Last week, we started a little discussion about female MMA fighters. All-World female athlete Diana Taurasi weighed-in, as did All-Arizona baseball blogger Jim McLennan.
Maybe because I am pushing really close to turning 40, I was expecting a more macho reaction. But I was (pleasantly) surprised to see the reaction here and that of the comments on this topic at SB Nation's fantastic Bloody Elbow site.
Not a lot of time was spent on glorifying the sexual aspects and yet there's a realistic understanding that it is a part of the sport, as Taurasi put best, "People like that. People like to watch that. It's no different than watching a boxing match. Those guys have nice bodies. I don't mind watching just to see their bodies. I really don't know who's going to win and don't really care."
Miesha Tate, being an actual female and an MMA fighter, also had some thoughts on the subject when we spoke Wednesday at a pre-fight workout prior to Friday's Strikeforce Challenger Event in Phoenix.

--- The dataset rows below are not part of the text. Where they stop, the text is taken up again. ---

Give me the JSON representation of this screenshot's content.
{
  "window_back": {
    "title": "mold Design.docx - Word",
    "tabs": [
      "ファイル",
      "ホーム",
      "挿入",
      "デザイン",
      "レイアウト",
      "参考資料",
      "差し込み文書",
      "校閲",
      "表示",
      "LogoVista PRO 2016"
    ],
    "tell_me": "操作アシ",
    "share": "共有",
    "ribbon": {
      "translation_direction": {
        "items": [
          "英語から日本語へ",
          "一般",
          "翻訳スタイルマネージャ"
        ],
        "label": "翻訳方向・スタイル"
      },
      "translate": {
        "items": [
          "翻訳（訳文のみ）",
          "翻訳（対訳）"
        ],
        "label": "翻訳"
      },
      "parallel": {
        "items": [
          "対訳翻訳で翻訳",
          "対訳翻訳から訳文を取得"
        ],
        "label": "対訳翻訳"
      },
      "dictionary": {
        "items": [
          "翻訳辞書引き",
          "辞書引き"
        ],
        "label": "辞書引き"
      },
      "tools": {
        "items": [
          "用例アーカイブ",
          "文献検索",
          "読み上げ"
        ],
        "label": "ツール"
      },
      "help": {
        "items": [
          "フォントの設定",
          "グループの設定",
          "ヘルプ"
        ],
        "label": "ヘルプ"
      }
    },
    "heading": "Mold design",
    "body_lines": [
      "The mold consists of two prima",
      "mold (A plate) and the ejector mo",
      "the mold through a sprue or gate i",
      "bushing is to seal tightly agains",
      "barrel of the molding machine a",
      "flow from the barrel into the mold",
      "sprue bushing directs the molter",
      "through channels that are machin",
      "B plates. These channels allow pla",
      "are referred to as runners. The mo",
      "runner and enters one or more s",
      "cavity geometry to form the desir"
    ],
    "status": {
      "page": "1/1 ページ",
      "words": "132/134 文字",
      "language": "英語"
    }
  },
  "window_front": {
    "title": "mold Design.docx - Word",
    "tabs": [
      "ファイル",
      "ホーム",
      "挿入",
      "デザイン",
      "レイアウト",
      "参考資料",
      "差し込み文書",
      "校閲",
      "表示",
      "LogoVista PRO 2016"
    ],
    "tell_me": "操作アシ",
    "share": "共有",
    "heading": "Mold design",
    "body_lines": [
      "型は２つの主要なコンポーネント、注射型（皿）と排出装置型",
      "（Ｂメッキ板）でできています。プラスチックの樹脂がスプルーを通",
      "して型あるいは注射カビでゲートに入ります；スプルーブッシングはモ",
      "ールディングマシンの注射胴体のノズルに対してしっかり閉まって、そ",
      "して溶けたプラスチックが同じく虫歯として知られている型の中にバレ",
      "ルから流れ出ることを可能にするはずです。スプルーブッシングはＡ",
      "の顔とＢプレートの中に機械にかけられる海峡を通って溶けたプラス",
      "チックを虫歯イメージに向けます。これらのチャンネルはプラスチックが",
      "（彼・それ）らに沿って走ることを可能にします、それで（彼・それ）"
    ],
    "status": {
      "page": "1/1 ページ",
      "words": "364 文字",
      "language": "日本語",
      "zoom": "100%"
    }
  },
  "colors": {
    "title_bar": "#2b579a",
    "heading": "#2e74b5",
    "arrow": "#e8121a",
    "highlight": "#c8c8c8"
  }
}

She was dressed in workout clothes, but her hair and make-up were done and she certainly smelled nicer than the male athletes I'm used to working with, a metaphor perhaps demonstrating that it's not an either/or proposition between athlete and woman. She was embodying and presenting both aspects to the world with no sense of incongruity.
"Obviously, the women are always compared to the men in our skill level and talent level. A lot of people criticize and say the women aren't there yet (with) skill and they don't have the power," Tate said. "I just think that's kind of absurd because our best fighters, the top ranked fighters right now, have been fighting three or four years. Even Cyborg (Santos), maybe four years. (Sarah) Kaufman about four years. Me, I'm working my way up there about four years."
This issue about time is something I've heard from several MMA experts and it makes sense, of course. But at the same time, I still wondered if there was an inherent difference between the men and women, assuming similar experience and skill levels.
Miesha initially said there was no difference, but then talked about the extra motivation that women have to prove themselves.
"That's really the only difference. I think when women fight, we're not just fighting to fight. We're fighting to prove something. To open people's eyes, and that just adds to the intensity. That's why a lot of times women will steal the show."
She called the women "go-getters" whose desire translated to a more aggressive and straight-forward fighting style.
I guess I am still looking for something more technical, maybe related to flexibility, hand speed, or toughness. Perhaps there's an emotional component that either fuels the women's hate for each other or maybe allows women fighters to think more clearly in the ring and not be clouded by masculine pride and anger.
Tate did have another interesting philosophical insight, "Overall, men, if you think about evolution, men have been fighting and killing each other for thousands of years. It's more instinctual. Something that's more of a learning process for the women. We're behind the curve, but I think we're doing exceptionally well."
Men, she said, grow up learning and being expected to fight, whereas women aren't raised that way.
But she said, "All of us have a warrior within us. All of us have that ability. It's just a matter of finding it and grasping and harnessing it and using it."
(photo provided by Strikeforce)